      • Kevin-Do a piece on so called “Christians” who get drunk,gamble,gossip,
        be mean,smoke dope/cigars,sleep around,covet/get jealous and still
        live the same way before they came to Christ. Many in church only
        talk about gay marriage and/or abortion so they don’t have to face
        their own sin. Ephesians 5:18 says don’t get drunk and also it says
        in 1 Corinthians 6:10 that drunkards go to hell so why are so many
        people in church still drinking/getting drunk? It’s because it never
        gets confronted! The wine Jesus made was new wine/diluted and
        the Bible says don’t get drunk on strong wine so people who get
        drunk with wine are also wrong! The Bible says if you have a sharp
        tongue you religion is worthless so people need to bridle their tongue!
        People in church seem to forget Jesus said you are one of Mine only if
        you follow Me and many will say to Me Lord,Lord and not enter heaven!
        If people say they love Jesus then don’t follow the Bible/religion no Truth
        is in them! Shocking how many people in church don’t follow the Bible.
        Not enough to believe in Jesus. We must Repent and then follow Him!

        • Karla, nobody has to give a crap about what you call sin. That is between you and your version of God, if any. Its when people take such notions and try to turn them into laws that we have to worry.

          In this case you have Christians who believe the government belongs to them and them alone. Not very congruent to American Democracy. Very Iran-like.

      • Nice work, Kevin.

        I’m boosting my support of American Atheists and Freedom from Religion over this.

        It is way past the time to challenge this religious nonsense wherever is shows up. If Christians think Atheists are too loud they may see more of David Silverman than they would like.

        Maybe a Satanic prayer before a government assembly would wake them up to how foolish this is?

  6. It is ridiculous for people to fight over this. The culture does not believe in God. If it ever did, then the prayers meant something, but at this point, it is only symbolic ritual. Fighting over it is shortsighted.

  7. Deacon John M. Bresnahan

    This is one of the most bigoted articles I have read in a while. Let’s head count the Catholics on the Supreme Court. In case anyone missed the count in the article here-the majority was made up of 5 Catholics. Hey! None of them could possibly be voting their intellectual view of the Constitution. Now shall we start head counting Jews who vote in Congress for aid to Israel or Protestants who support Planned Parenthood.
    And, of course, the bigotry of the writers lets loose commenters to -not only rationally disagree with the decision– but to also irrationally attack people of religious faith.

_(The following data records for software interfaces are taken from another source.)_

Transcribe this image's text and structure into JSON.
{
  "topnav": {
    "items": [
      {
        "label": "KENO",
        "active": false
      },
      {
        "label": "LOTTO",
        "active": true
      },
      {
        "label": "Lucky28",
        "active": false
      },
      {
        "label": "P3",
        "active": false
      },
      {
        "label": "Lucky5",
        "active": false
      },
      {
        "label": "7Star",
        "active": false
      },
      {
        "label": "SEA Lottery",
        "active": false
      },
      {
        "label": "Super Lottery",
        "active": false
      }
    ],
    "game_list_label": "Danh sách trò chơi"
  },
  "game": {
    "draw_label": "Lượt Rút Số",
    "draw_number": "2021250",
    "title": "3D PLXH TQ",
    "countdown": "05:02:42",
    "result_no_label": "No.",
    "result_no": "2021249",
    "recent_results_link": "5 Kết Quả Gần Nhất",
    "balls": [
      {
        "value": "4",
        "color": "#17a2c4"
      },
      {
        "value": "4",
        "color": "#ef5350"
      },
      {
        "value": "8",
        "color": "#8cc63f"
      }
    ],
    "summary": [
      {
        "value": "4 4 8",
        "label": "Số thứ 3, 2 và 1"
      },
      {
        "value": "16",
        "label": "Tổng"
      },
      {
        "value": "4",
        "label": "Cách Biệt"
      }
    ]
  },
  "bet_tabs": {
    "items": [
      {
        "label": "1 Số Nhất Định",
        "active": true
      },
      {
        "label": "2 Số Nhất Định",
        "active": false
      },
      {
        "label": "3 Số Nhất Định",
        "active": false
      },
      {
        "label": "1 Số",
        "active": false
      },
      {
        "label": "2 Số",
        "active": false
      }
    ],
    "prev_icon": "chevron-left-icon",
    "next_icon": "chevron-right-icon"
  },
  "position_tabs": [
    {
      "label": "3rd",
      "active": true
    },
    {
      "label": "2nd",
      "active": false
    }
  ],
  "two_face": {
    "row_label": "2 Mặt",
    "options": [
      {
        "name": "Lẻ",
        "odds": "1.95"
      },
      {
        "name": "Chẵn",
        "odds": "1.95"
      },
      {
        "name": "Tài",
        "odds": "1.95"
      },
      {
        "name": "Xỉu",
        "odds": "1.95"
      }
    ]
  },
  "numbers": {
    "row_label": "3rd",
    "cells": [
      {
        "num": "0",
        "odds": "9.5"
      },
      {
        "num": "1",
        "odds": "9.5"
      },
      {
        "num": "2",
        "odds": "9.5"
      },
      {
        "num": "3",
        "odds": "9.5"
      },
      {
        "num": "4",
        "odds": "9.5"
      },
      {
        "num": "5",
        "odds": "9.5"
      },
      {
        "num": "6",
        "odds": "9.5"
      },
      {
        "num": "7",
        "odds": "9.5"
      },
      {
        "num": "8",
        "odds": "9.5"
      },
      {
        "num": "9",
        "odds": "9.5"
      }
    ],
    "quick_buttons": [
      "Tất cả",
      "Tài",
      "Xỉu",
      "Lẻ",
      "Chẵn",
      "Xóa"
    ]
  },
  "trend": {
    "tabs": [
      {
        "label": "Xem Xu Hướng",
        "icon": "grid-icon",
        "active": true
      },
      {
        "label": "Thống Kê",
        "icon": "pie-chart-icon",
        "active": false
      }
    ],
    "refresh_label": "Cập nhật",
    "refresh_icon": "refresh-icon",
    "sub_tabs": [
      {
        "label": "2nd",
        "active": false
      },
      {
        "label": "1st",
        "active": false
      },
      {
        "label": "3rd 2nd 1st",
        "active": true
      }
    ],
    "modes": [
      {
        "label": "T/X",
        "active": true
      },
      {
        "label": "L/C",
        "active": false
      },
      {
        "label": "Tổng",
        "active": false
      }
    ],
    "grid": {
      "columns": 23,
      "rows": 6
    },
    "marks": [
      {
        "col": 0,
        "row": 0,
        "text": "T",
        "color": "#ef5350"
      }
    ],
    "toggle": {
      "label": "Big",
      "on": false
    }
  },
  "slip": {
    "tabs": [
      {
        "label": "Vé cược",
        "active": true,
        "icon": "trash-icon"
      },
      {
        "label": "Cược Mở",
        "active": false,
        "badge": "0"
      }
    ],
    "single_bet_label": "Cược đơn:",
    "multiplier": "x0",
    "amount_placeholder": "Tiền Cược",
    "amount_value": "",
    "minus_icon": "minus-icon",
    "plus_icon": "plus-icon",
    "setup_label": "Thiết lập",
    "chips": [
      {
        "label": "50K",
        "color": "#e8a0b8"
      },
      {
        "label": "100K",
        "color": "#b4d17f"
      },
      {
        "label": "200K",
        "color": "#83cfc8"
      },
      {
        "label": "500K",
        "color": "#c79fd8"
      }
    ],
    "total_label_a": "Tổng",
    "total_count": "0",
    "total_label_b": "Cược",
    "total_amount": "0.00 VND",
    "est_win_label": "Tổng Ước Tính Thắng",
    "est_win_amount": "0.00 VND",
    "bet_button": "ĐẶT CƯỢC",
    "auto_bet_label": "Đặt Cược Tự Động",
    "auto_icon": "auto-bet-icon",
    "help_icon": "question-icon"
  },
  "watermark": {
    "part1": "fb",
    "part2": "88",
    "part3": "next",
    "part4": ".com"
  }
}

    • Attacking someone because they are Catholic is wrong. People are afflicted with indoctrination because their parents corrupted their thinking. It is a treatable condition and not endemic to a race or culture.

      But Attacking someone’s faith is perfectly acceptable.
      Taking a truckload of things on ‘faith’ is laughable and pitiful.

  8. Some reasons Christians should have been dreading the ruling:

    1. First, it leaves a few deeply resentful, with hearts hardened to Christianity.

    2. Evangelicals are mistrusted. Given the deep differences among Americans, evangelical voices have rightly appealed to pluralism as the means for citizens to coexist peacefully, respecting disagreement while working together on those things that do unite us as a nation. But this principled pluralism is made to be a lie when evangelicals employ the state to promote Christian prayers.

    3. It creates an overly cozy relationship between government and willing local clergy. That the Christian faith receives succor from the city’s prayer policy makes it less likely that the church will raise its prophetic voice to criticize the town board when it undertakes bad policies or its officials misbehave.

    http://www.christianitytoday.com/ct/2014/may-web-only/carl-esbeck-supreme-court-prayer-greece-galloway.html?start=2

Leave a Reply

Your email address will not be published. Required fields are marked *

Comments with many links may be automatically held for moderation.